from the Cambodia Daily, February 24-25, 2007

The Art and Craft of Stained Glass

by Michelle Vachon


Eng Lino, 15, puts the finishing touch on a stained glass artwork during a workshop at the Reyum Art School.

By 8:30 am on a sunny day earlier this month, Khin Sokhim was already engrossed in his work, meticulously cutting small pieces of glass based on a pattern he had designed.

Although he had studied various art techniques at the Reyum Art School over the last five years, this was his first experiment with stained glass.

"Ks difficult to cut the glass and set it in the lead frames," the 20 year old said.

"When if s a very small piece, sometimes I have to do it twice to cut it right, and then you have to be very careful grinding it".

Khin Sokhim and six other senior students embarked in mid-January on a stained glass workshop given at the art school by Scot Slessor, a program manager with the Canadian Department of Foreign Affairs on leave for a few months.

The result a series of about 50 stained glass and glass-painting works around 35 centimeters square in size. They win feature in a silent auction at the Reyum Institute's school Tuesday, and re-main on exhibit through Thursday.

Stained glass is an art form into which Cambodian artists have not yet ventured, Slessor said. "There is no Khmer ornamentation in glass. Stained glass hasn't been done here—even the Thai[s] haven't done it," he said.

Stained glass occasionally sold here for about $100 a piece tends to come from Vietnam and is not especially well made, said Slessor, who has been working with stained glass for about 15 years.

The idea of introducing Reyum's students to the art form came up when Slessor discovered the book "Kbach, A Study of Khmer Ornament" on Cambodia's traditional decorative patterns published by the Reyum Institute two years ago.

"When I saw...the book, [it] not only showed these designs, but also how to draft them," he said. 'To me, as a guy who likes to work with glass, I thought this was a great tool and decided to do a series of these in [stained glass] windows."

When he contacted Reyum Director Ly Daravufh to get authorization to use the designs from the book, they talked about stained glass techniques and decided that Slessor would give a four-week workshop at the school.

Slessor saw the project as an opportunity for young artists to put a new art product on the Cambodian market he said.


Kong Chan Na, 24, checks the glass pieces he just cut against the stained glass design he has created.


Khin Sokhim, 20, is inserting glass pieces into the lead frame or his stained glass work.

During the workshop, they studied the whole process, which begins with the artist creating a design—not overly intricate—and deciding on the pattern of colored and clear glass in which it will be produced.

Next come the tasks of cutting the glass pieces and grinding their edges in the desired shapes.

Once done, the artist constructs the design by fitting the glass pieces into lead frames, starting from the design's bottom left corner and progressively adding the pieces.

Using a soldering iron, he fuses the lead joints and fills the gaps between glass and lead frame with putty to make the artwork stronger.

The piece is then covered with whiting—calcium carbonate—to draw moisture out of the putty, and is left to dry for one day.

After the whiting has been removed, an add varnish, which is usually black, is applied to the lead and solder to give them a uniform color.
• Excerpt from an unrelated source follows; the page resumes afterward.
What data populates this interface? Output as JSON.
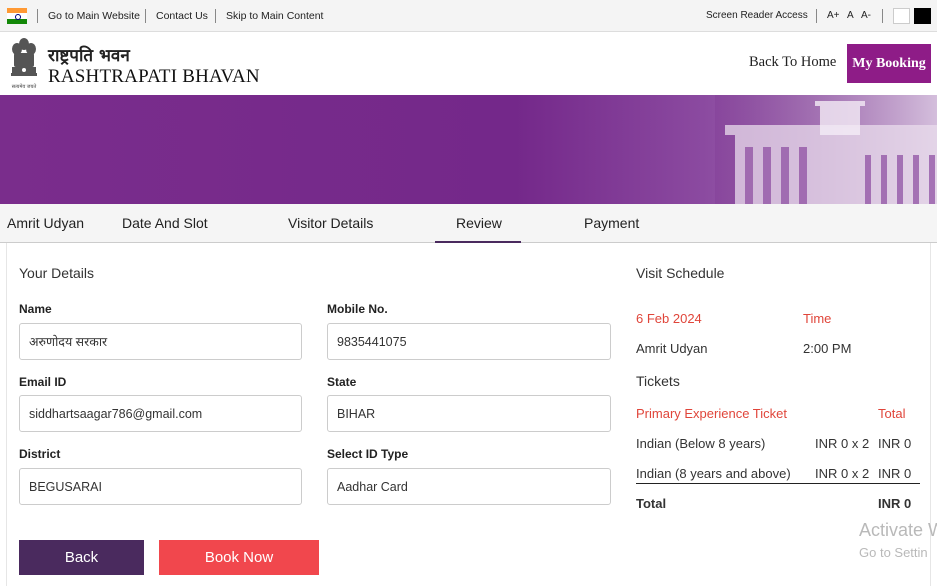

The glass is then cleaned and the artwork is ready to be framed or left as is.

For Kun Sotha, 20, a Reyum school student for five years who attended the workshop, the most exciting part is seeing the stained glass design take shape.

"What I like is when you put the glass pieces together and the artwork appears," he said.

Tm quite surprised to see how much they have achieved in such a short time," Ly Daravuth said.
"This could introduce a new way to treat glass in different industries in Cambodia, in design in general as well as in work with traditional motifs."

Since no one has so far worked with stained glass, there is no color glass or glass paint available in the country, Slessor said Getting the necessary supplies from Canada for the workshop turned into a private project of both Slessor and his wife, Canadian Ambassador Donica Pottie.

Slessor and Ly Daravuth hope this first venture into stained glass will lead to a demand on the market for the young artists to get work as well as help support the school.

About 120 students from poor families, ranging in age from 10 to mid-20s, currently attend the Reyum Art School, said school director Lim Vanchan. Proceeds from the auction, scheduled for 6 pm on Tuesday, will go to the school